Goodwill Payments for Earthquake Damage
The status of on-sold over-cap properties in Christchurch has recently been in the media spotlight following the Government announcement that it will make goodwill payments to a group of homeowners where;
- Current owners purchased their property before 15 August 2019;
- The property has since been found to have incomplete or inadequate repairs due to unassessed damage or defective repair;
- The cost of repair is more than the EQC cap of $100,000 plus GST; and
- The private insurer will not cover the cost of repairs.
The Government’s relief under this policy is to replacement value which means it will be to the actual cost of the required repairs. However, the scope of relief is limited. It does not cover properties purchased after 15 August 2019 and homeowners must register for the payment with EQC by no later than 14 August 2020.

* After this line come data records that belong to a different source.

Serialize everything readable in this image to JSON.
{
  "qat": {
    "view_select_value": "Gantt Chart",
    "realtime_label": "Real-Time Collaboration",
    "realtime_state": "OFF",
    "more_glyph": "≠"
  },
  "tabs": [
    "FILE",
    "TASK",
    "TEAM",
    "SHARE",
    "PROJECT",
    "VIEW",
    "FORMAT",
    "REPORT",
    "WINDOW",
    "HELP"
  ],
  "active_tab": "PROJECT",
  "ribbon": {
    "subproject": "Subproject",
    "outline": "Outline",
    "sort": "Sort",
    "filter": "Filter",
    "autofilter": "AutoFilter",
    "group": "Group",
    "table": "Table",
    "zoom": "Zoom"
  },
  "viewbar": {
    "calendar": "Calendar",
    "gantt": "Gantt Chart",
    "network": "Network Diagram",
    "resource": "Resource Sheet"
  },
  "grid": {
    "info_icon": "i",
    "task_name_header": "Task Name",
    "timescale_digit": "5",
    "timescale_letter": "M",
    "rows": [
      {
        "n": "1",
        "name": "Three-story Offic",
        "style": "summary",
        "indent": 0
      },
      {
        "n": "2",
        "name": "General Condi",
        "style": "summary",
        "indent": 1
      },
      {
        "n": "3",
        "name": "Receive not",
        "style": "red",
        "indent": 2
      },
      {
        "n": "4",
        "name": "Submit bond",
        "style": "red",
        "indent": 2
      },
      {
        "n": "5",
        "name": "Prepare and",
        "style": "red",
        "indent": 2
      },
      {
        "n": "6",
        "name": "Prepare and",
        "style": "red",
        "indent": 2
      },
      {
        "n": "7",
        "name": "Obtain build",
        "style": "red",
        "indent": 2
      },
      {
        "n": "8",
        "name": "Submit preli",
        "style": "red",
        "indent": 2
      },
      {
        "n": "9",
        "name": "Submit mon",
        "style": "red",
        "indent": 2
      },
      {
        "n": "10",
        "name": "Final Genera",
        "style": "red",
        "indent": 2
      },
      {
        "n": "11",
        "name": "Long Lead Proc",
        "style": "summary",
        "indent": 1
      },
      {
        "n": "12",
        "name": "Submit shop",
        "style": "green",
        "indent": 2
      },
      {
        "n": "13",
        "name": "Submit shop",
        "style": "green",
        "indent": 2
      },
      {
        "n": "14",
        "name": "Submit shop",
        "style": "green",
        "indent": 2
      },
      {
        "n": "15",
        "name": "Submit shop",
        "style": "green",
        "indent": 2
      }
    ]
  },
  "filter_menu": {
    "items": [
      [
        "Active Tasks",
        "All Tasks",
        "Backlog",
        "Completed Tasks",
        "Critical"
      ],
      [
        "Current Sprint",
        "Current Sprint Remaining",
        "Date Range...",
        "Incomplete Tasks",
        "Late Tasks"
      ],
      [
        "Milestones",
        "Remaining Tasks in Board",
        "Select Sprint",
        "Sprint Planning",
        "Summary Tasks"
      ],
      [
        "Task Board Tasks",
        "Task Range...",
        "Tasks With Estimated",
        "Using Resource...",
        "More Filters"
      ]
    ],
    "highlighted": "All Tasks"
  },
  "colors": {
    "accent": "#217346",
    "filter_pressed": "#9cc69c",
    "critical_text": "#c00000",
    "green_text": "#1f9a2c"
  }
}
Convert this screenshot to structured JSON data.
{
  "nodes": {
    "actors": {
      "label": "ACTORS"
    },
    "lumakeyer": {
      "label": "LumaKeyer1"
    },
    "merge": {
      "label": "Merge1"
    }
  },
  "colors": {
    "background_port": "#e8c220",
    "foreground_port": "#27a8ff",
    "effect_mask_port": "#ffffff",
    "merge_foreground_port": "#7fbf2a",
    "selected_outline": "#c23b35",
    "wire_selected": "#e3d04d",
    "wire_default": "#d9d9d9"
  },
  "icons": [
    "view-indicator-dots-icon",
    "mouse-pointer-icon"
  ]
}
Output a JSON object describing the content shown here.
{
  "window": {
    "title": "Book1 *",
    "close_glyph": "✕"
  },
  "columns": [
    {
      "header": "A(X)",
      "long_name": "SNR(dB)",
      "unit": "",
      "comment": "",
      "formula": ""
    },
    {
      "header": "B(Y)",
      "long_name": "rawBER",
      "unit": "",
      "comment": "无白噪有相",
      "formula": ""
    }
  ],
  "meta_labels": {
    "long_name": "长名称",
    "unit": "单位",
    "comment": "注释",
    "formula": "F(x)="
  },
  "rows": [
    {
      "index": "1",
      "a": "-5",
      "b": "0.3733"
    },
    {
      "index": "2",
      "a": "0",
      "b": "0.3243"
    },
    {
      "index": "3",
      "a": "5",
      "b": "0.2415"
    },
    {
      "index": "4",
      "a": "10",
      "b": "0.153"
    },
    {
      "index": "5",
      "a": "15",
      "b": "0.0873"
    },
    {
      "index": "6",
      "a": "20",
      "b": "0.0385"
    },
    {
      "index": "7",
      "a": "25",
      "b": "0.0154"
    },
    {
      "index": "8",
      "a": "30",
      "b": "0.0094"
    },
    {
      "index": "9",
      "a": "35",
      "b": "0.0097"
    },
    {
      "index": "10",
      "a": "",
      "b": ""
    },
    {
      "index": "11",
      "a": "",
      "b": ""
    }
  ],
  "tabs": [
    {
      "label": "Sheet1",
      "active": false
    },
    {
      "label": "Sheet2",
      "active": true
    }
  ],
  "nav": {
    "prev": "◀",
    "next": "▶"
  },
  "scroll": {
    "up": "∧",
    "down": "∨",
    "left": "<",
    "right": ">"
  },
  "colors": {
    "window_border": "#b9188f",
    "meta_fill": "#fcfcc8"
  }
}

Insurance companies also appear to be closing their doors to on-sold over-cap homeowners and most are not accepting liability where repairs have been initially assessed as under-cap and managed through EQC. In limited situations (depending on the policy) an assignment of an over-cap insurance claim is permissible but the Courts have held the standard of repair is to an indemnity value only.
Where does this leave new homeowners who have taken an assignment of a completed and ‘signed off’ EQC claim after 15 August 2019 and significant earthquake damage or defective repairs are subsequently discovered? Without a paddle! If you do not qualify for the goodwill payment your recourse through EQC is limited to $100,000 plus GST (which may be reduced by payments and repairs already completed with previous owners). We are finding the majority of defective repairs or missed damage relate to structural elements such as the foundation. The repair costs to these elements can easily exceed the EQC cap leaving the shortfall in the repair costs with the homeowner.
Homeowners, insurers and banks all rely on EQC documentation as evidence that a property has been fully repaired. Unfortunately, this documentation cannot be taken at face value. Claims are being reopened for missed earthquake damage and/or defective repairs even when the documentation is completed. In some cases non-invasive building inspections have also been conducted that have missed large underlying issues.
We are urging purchasers to perform comprehensive due diligence when looking to buy an earthquake repaired property. These enquiries should include your own independent advice from a suitability qualified professional confirming all earthquake damage is fully repaired and the property is structurally sound. It is also imperative you consult your lawyer before making an offer to purchase. While this extensive due diligence will cost you initially, it will save you if structural defects surface in the months or years following your purchase.
The avenues for recourse are closing, just as the epoxy fill fails and the defective repairs surface. Moving forward, the liability and risk of earthquake damaged homes will sit with the new homeowner. Buyer beware!